[Records from a dataset]

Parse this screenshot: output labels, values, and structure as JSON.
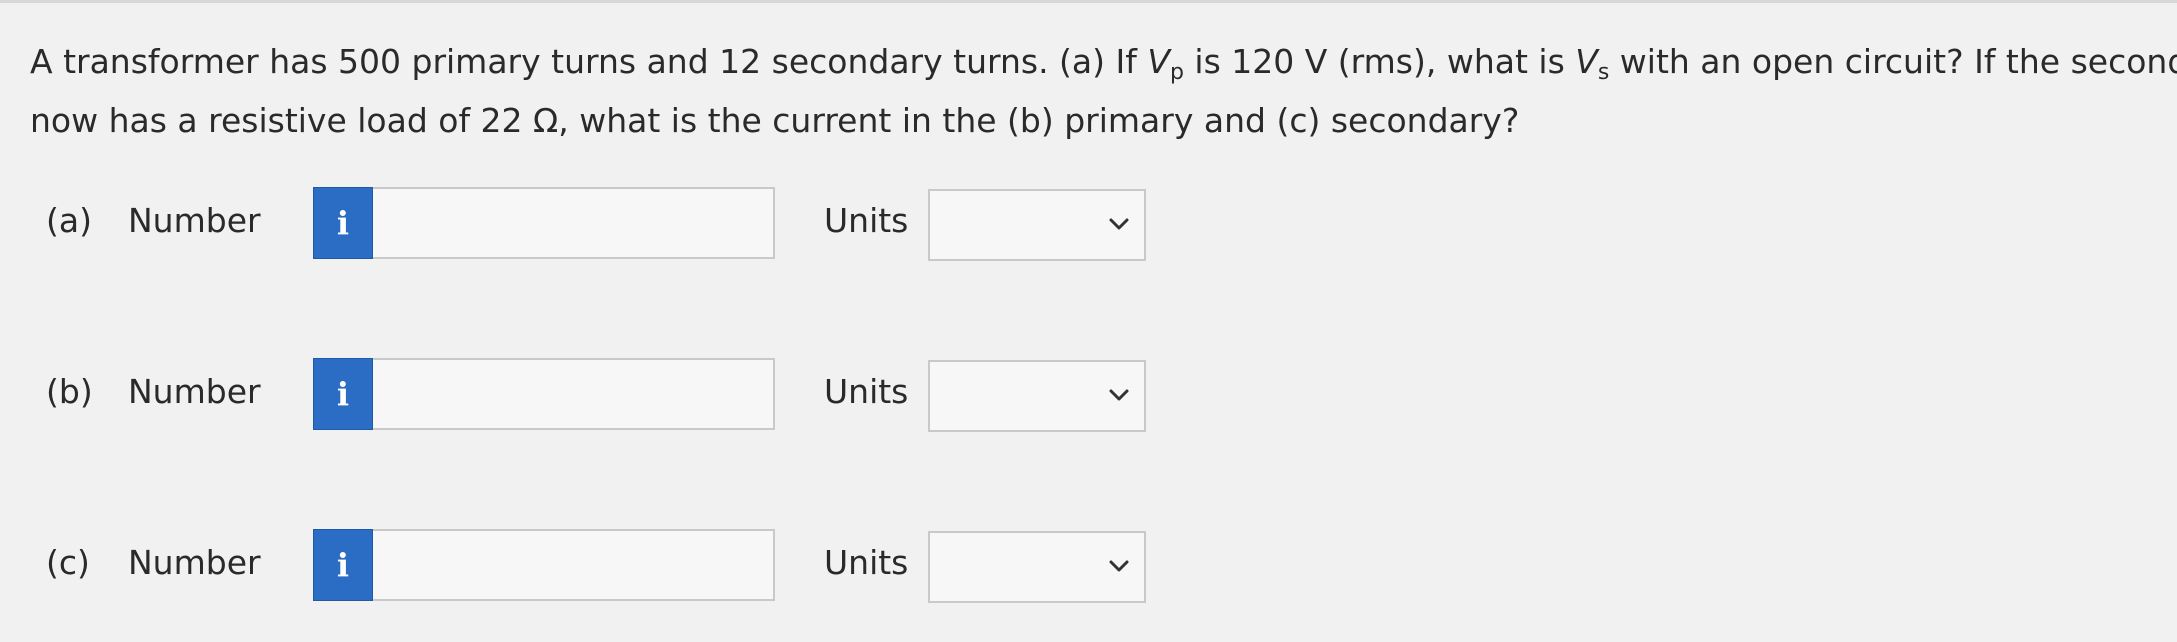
{
  "question": {
    "line1_a": "A transformer has 500 primary turns and 12 secondary turns. (a) If ",
    "vp_symbol": "V",
    "vp_sub": "p",
    "line1_b": " is 120 V (rms), what is ",
    "vs_symbol": "V",
    "vs_sub": "s",
    "line1_c": " with an open circuit? If the secondary",
    "line2": "now has a resistive load of 22 Ω, what is the current in the (b) primary and (c) secondary?"
  },
  "parts": [
    {
      "label": "(a)",
      "number_label": "Number",
      "info_icon": "i",
      "number_value": "",
      "units_label": "Units",
      "units_value": ""
    },
    {
      "label": "(b)",
      "number_label": "Number",
      "info_icon": "i",
      "number_value": "",
      "units_label": "Units",
      "units_value": ""
    },
    {
      "label": "(c)",
      "number_label": "Number",
      "info_icon": "i",
      "number_value": "",
      "units_label": "Units",
      "units_value": ""
    }
  ],
  "colors": {
    "info_button": "#2b6cc4",
    "background": "#f1f1f1"
  }
}
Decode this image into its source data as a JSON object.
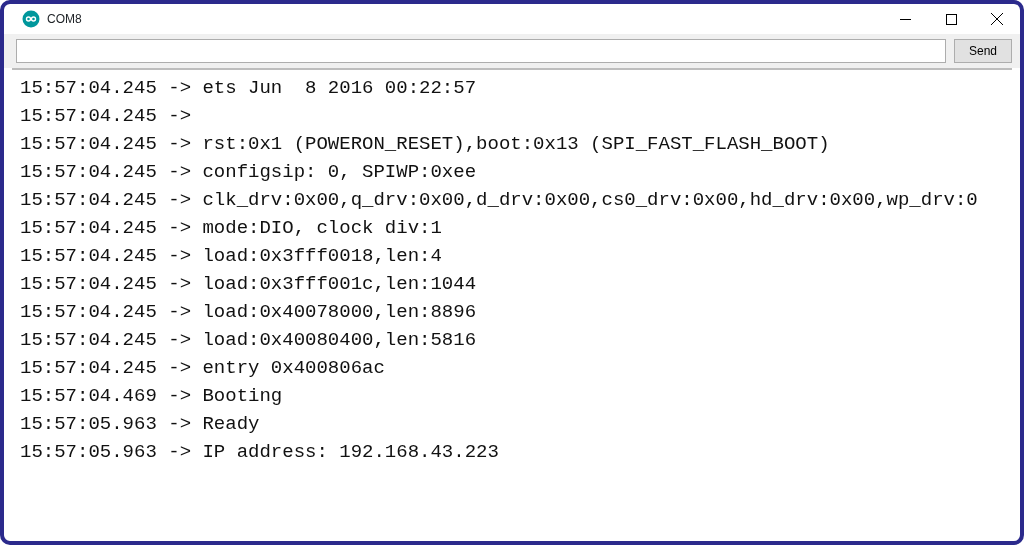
{
  "window": {
    "title": "COM8"
  },
  "send_button": "Send",
  "lines": [
    "15:57:04.245 -> ets Jun  8 2016 00:22:57",
    "15:57:04.245 ->",
    "15:57:04.245 -> rst:0x1 (POWERON_RESET),boot:0x13 (SPI_FAST_FLASH_BOOT)",
    "15:57:04.245 -> configsip: 0, SPIWP:0xee",
    "15:57:04.245 -> clk_drv:0x00,q_drv:0x00,d_drv:0x00,cs0_drv:0x00,hd_drv:0x00,wp_drv:0",
    "15:57:04.245 -> mode:DIO, clock div:1",
    "15:57:04.245 -> load:0x3fff0018,len:4",
    "15:57:04.245 -> load:0x3fff001c,len:1044",
    "15:57:04.245 -> load:0x40078000,len:8896",
    "15:57:04.245 -> load:0x40080400,len:5816",
    "15:57:04.245 -> entry 0x400806ac",
    "15:57:04.469 -> Booting",
    "15:57:05.963 -> Ready",
    "15:57:05.963 -> IP address: 192.168.43.223"
  ]
}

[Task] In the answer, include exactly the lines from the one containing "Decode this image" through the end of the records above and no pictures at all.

[Exercise response]
Decode this image into its source data as a JSON object.
{
  "window": {
    "title": "COM8"
  },
  "send_button": "Send",
  "lines": [
    "15:57:04.245 -> ets Jun  8 2016 00:22:57",
    "15:57:04.245 ->",
    "15:57:04.245 -> rst:0x1 (POWERON_RESET),boot:0x13 (SPI_FAST_FLASH_BOOT)",
    "15:57:04.245 -> configsip: 0, SPIWP:0xee",
    "15:57:04.245 -> clk_drv:0x00,q_drv:0x00,d_drv:0x00,cs0_drv:0x00,hd_drv:0x00,wp_drv:0",
    "15:57:04.245 -> mode:DIO, clock div:1",
    "15:57:04.245 -> load:0x3fff0018,len:4",
    "15:57:04.245 -> load:0x3fff001c,len:1044",
    "15:57:04.245 -> load:0x40078000,len:8896",
    "15:57:04.245 -> load:0x40080400,len:5816",
    "15:57:04.245 -> entry 0x400806ac",
    "15:57:04.469 -> Booting",
    "15:57:05.963 -> Ready",
    "15:57:05.963 -> IP address: 192.168.43.223"
  ]
}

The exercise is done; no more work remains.